__What to do__
Look below. Copy each line that has "covered" in it.

__Data shown__
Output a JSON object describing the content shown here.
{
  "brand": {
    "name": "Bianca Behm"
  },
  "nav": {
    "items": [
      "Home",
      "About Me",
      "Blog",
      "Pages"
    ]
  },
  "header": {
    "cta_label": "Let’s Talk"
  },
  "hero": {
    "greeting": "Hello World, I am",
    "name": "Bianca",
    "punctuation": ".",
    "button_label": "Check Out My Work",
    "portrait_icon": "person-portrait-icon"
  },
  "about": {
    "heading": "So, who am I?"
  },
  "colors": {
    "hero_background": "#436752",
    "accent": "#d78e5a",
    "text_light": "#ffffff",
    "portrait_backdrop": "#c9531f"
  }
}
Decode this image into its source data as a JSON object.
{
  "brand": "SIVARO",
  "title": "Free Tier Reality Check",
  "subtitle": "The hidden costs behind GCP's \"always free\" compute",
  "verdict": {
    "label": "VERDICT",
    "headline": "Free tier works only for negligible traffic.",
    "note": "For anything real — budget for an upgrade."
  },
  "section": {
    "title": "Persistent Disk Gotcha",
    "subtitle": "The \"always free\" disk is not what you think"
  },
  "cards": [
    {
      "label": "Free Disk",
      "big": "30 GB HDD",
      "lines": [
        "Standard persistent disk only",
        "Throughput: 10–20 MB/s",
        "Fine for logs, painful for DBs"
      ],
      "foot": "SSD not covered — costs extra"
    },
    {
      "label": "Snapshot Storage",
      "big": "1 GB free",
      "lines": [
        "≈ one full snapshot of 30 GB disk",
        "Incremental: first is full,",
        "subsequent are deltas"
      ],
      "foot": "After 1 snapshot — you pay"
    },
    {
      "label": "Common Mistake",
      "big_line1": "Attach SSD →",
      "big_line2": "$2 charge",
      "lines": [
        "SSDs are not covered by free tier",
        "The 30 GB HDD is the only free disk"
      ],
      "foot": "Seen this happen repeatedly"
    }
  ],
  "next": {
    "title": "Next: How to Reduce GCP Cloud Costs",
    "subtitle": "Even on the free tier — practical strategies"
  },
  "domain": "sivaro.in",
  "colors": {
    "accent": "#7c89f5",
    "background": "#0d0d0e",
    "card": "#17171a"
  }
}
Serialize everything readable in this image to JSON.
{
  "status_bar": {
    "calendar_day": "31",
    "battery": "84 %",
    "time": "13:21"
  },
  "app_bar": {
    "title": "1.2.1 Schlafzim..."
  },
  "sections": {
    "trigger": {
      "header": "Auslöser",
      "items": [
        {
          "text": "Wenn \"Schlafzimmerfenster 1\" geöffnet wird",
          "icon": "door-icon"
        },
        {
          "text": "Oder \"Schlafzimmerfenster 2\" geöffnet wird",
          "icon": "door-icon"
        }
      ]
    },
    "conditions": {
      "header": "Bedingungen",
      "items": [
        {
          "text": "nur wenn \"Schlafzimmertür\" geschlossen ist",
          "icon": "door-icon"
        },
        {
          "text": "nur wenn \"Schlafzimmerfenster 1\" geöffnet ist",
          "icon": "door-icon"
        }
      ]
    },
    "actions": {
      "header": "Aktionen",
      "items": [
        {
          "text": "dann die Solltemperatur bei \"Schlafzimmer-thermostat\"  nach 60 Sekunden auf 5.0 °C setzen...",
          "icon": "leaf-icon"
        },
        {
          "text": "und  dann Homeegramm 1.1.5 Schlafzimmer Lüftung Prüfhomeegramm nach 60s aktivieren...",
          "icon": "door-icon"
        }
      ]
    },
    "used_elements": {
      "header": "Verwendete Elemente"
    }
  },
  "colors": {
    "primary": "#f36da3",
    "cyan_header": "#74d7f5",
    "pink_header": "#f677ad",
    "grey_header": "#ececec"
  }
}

__Output for this exercise__
      "foot": "SSD not covered — costs extra"
        "SSDs are not covered by free tier",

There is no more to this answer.